Christmas Memories – Advent Devotion
December 13, 2020
Food for Christmas
Throughout my entire ministry I worked with youth. I always tried to promote a giving spirit. My goal was to instill in the students, that we need to help others, and be servants to others, just like Jesus was and is still today.
One of the many ways we helped others was through food distribution to families. My youth group would deliver bags of groceries every 6-8 weeks to needy families throughout the year. But, we really went all out at Thanksgiving and Christmas, getting parents and the entire congregation involved.
A few weeks before Christmas we’d ask the congregation for financial and specific food donations. They would either designate funds for our “Christmas basket fund” or give their time to shop or donate food. Several weeks earlier I contacted the local middle schools, and they would give me a list of families from that school who could use help with food. Each year we’d also have people call the church for aid. We would help out those in our congregation who were in need too.
The day before we began delivering, the students and families would help sort all the food donations. If we were short on the items we needed, I’d make a list, load my student up in the church van and go to the supermarket to purchase what we needed. The youth enjoyed shopping for food items, with every 3 or 4 students having their own list. (I’m not sure if the store manager always liked us as we lined up 5-7 carts full of groceries, although the youth unloaded and bagged everything.)
After our grocery shopping excursion, we’d return to church. Then, we’d fill between 75-80 bags of food.

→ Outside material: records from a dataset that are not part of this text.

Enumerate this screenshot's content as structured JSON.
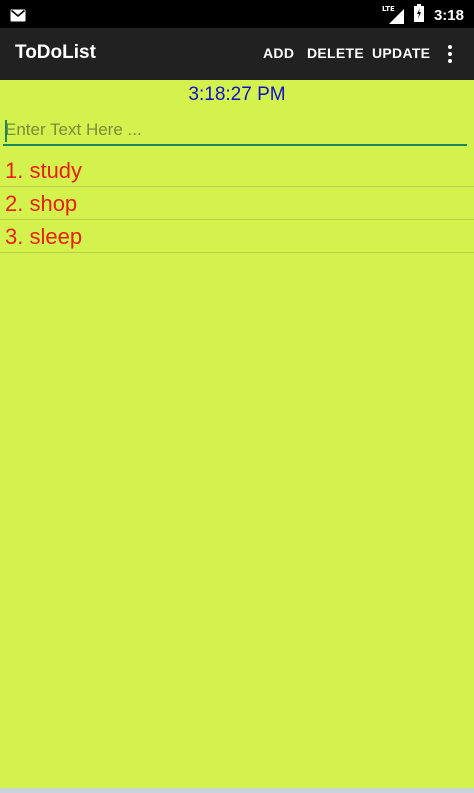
{
  "status_bar": {
    "time": "3:18",
    "network_label": "LTE",
    "icons": [
      "gmail-icon",
      "signal-icon",
      "battery-icon"
    ]
  },
  "app_bar": {
    "title": "ToDoList",
    "actions": {
      "add": "ADD",
      "delete": "DELETE",
      "update": "UPDATE"
    },
    "overflow_icon": "more-vert-icon"
  },
  "main": {
    "clock": "3:18:27 PM",
    "input": {
      "value": "",
      "placeholder": "Enter Text Here ..."
    },
    "items": [
      "1. study",
      "2. shop",
      "3. sleep"
    ]
  },
  "colors": {
    "background": "#d4f24e",
    "app_bar": "#212121",
    "clock_text": "#1010c8",
    "item_text": "#e8200a",
    "input_underline": "#1a8a5a"
  }
}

In the days preceding the packing, congregation members helped me purchase and store 75-80 hams.
On the Sunday before Christmas, youth and families would get together for a quick lunch after church services. Then I would distribute the names and addresses of those who would be getting deliveries of food and hams that day. It was with a heartfelt love for others that the distribution began.
Over the years, students and families would get words of thanks, hugs, and even notes of love and appreciation to the church. I really enjoyed the stories from my students over the next week or so. When they delivered the food bags, many didn’t realize there were so many who had so little. At the same time, they and their family never wanted for anything.

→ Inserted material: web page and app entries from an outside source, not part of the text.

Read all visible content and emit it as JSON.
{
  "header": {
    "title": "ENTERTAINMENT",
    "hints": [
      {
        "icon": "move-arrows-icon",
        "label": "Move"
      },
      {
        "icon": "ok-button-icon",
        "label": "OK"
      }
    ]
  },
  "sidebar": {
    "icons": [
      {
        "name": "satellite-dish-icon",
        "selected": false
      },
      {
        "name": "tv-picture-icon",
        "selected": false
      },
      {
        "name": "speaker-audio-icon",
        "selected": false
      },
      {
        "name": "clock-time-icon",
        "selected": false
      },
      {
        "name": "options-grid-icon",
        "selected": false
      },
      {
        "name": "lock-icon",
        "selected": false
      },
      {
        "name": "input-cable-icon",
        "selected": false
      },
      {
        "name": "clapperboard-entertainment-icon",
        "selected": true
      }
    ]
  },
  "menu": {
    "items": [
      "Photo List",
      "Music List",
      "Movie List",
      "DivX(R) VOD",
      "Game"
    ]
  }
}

It was a learning experience for everyone every year.
A Christmas memory I’ll never forget.
The Gospel story of Jesus’ feeding of the 5000, exemplifies the importance of taking care of our neighbors (everyone is our neighbor) basic needs.
“When the apostles returned, they told Jesus everything they had done. Then he slipped quietly away with them toward the town of Bethsaida. But the crowds found out where he was going, and they followed him. He welcomed them and taught them about the Kingdom of God, and he healed those who were sick.
Late in the afternoon the twelve disciples came to him and said, “Send the crowds away to the nearby villages and farms, so they can find food and lodging for the night. There is nothing to eat here in this remote place.”
But Jesus said, “You feed them.”
“But we have only five loaves of bread and two fish,” they answered. “Or are you expecting us to go and buy enough food for this whole crowd?” For there were about 5,000 men there.
Jesus replied, “Tell them to sit down in groups of about fifty each.” So, the people all sat down. Jesus took the five loaves and two fish, looked up toward heaven, and blessed them. Then, breaking the loaves into pieces, he kept giving the bread and fish to the disciples, so they could distribute it to the people. They all ate as much as they wanted, and afterward, the disciples picked up twelve baskets of leftovers!’
Think about it for a moment. On the surface the passage tells us that Jesus blessed five loaves of bread and two fish and miraculously it multiplied to the degree that there was enough food to feed 5000 men. (Some theologians there may have been as many as twice that many people there if you were to include women and children -Yes, I’m sure they got fed to 😊.)
There’s more to the passage than food and eating though. Jesus was trying to get away from it all to rest and pray alone. Did He tell the people to leave Him alone, because He was tired? No! The passage above says, that Jesus welcomed them, He taught them, and He healed all of those who were sick.
Jesus took care of both physical and spiritual needs that day. He healed and fed the people much needed food. But, even more important is the fact that Jesus also fed the crowd spiritually by teaching them and God’s Kingdom.
For over 25 years, my youth groups and I took care of the basic need of food for many families. Kathy and I still do that today by giving food to our local sharing center every week.
Jesus takes care of all of our needs, and many of our wants. He puts people in our lives to help us if and when we need help with food, finances, health issues, and housing.
This Christmas be more like Jesus. Give of yourself, your time, and your resources.